**Element data from apps and pages**
====
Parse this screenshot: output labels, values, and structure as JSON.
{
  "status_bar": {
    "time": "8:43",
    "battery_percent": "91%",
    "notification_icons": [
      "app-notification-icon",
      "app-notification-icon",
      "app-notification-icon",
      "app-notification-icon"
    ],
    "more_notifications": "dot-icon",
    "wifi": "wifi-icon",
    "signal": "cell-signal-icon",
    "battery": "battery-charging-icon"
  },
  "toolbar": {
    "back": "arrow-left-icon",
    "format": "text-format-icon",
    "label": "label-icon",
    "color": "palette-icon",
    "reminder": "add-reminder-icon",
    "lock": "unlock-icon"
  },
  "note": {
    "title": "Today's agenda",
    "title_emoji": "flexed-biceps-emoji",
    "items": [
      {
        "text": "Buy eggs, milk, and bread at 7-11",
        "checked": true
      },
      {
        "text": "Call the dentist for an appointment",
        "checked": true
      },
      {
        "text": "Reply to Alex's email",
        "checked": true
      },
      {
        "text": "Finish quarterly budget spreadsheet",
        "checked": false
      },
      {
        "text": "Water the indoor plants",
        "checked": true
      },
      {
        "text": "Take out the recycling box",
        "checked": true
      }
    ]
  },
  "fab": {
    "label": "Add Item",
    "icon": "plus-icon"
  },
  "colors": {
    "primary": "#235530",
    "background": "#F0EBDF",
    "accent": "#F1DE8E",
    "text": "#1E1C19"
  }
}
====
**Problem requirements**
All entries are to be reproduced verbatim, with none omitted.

**Exercise result**
Parse this screenshot: output labels, values, and structure as JSON.
{
  "status_bar": {
    "time": "8:43",
    "battery_percent": "91%",
    "notification_icons": [
      "app-notification-icon",
      "app-notification-icon",
      "app-notification-icon",
      "app-notification-icon"
    ],
    "more_notifications": "dot-icon",
    "wifi": "wifi-icon",
    "signal": "cell-signal-icon",
    "battery": "battery-charging-icon"
  },
  "toolbar": {
    "back": "arrow-left-icon",
    "format": "text-format-icon",
    "label": "label-icon",
    "color": "palette-icon",
    "reminder": "add-reminder-icon",
    "lock": "unlock-icon"
  },
  "note": {
    "title": "Today's agenda",
    "title_emoji": "flexed-biceps-emoji",
    "items": [
      {
        "text": "Buy eggs, milk, and bread at 7-11",
        "checked": true
      },
      {
        "text": "Call the dentist for an appointment",
        "checked": true
      },
      {
        "text": "Reply to Alex's email",
        "checked": true
      },
      {
        "text": "Finish quarterly budget spreadsheet",
        "checked": false
      },
      {
        "text": "Water the indoor plants",
        "checked": true
      },
      {
        "text": "Take out the recycling box",
        "checked": true
      }
    ]
  },
  "fab": {
    "label": "Add Item",
    "icon": "plus-icon"
  },
  "colors": {
    "primary": "#235530",
    "background": "#F0EBDF",
    "accent": "#F1DE8E",
    "text": "#1E1C19"
  }
}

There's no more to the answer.